## How to complete this task
Report each line of the records below that uses the word "screenshot".

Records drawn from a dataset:
•••

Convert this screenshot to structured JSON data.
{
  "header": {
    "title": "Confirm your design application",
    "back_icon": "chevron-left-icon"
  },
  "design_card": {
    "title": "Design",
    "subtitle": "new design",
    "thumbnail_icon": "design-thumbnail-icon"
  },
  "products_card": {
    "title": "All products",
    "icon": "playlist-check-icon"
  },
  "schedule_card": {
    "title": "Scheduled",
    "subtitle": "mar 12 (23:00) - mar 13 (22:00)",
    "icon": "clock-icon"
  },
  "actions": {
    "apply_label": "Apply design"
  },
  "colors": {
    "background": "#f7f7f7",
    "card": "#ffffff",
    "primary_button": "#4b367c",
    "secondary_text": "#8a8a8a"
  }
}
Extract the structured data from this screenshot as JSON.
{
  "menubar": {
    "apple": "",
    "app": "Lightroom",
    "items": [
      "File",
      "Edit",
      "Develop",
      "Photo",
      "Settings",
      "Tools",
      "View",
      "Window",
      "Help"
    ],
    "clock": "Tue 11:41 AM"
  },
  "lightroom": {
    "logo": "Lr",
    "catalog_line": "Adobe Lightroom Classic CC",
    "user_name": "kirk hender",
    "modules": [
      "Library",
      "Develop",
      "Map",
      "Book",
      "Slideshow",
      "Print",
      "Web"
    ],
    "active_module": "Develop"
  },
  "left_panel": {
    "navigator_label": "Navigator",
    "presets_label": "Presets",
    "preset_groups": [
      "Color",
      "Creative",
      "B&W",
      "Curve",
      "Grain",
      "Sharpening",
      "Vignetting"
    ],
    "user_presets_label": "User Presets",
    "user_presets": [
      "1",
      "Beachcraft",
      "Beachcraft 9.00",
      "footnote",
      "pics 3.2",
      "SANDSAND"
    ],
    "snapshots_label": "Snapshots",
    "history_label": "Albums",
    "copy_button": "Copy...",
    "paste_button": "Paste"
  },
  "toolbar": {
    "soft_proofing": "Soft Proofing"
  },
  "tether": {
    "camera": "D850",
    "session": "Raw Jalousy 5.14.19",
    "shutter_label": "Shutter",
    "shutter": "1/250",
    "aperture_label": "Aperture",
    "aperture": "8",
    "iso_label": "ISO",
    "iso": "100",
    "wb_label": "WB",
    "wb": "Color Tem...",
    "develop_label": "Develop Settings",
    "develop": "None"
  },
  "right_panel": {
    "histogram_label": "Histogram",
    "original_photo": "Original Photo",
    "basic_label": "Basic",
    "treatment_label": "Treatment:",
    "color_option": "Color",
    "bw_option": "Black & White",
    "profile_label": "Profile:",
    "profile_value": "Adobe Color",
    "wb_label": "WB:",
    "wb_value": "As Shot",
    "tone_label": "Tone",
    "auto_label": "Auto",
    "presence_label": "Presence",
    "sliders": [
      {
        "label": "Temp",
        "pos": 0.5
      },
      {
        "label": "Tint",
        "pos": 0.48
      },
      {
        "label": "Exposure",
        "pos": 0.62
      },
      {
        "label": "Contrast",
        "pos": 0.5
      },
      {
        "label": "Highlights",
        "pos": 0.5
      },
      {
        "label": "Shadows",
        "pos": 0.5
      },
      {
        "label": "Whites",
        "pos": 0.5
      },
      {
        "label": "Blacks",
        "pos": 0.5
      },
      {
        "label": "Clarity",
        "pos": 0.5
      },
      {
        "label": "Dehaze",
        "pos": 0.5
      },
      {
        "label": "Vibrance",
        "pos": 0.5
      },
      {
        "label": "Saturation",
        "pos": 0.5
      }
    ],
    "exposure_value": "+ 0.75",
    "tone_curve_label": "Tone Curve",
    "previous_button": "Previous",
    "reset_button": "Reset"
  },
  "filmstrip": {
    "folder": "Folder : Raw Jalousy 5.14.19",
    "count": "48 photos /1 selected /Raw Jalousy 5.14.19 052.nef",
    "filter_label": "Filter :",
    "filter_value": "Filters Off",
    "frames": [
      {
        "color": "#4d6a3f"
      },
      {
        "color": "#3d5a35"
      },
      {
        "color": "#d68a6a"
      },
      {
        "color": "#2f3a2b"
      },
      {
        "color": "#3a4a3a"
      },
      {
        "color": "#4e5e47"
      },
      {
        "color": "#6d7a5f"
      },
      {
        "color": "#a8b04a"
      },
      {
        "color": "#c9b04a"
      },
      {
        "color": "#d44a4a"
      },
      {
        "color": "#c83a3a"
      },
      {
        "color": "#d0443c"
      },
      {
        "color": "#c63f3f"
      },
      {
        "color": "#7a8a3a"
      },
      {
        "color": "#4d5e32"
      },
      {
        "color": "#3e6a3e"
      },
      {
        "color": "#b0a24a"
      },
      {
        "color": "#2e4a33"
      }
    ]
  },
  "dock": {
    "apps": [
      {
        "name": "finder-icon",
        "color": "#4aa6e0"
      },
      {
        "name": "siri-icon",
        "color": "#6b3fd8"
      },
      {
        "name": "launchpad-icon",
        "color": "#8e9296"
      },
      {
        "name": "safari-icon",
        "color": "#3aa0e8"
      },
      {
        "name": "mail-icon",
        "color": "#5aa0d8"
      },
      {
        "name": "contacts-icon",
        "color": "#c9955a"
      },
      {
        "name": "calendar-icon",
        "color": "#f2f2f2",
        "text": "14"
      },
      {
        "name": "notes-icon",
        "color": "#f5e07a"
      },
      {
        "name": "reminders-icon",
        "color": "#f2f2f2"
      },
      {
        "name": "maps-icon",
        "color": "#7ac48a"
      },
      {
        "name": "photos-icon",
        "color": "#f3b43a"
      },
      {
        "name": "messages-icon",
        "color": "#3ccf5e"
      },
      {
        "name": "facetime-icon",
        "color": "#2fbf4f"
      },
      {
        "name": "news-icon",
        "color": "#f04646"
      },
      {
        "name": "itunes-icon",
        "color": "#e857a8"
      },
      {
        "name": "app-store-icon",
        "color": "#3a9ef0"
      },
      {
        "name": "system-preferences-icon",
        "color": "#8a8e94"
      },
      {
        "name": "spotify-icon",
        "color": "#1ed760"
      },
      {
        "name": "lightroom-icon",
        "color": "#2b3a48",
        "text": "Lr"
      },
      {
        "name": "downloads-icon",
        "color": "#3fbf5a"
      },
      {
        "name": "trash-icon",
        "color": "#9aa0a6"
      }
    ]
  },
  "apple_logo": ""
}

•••

## Answer below
Convert this screenshot to structured JSON data.
Extract the structured data from this screenshot as JSON.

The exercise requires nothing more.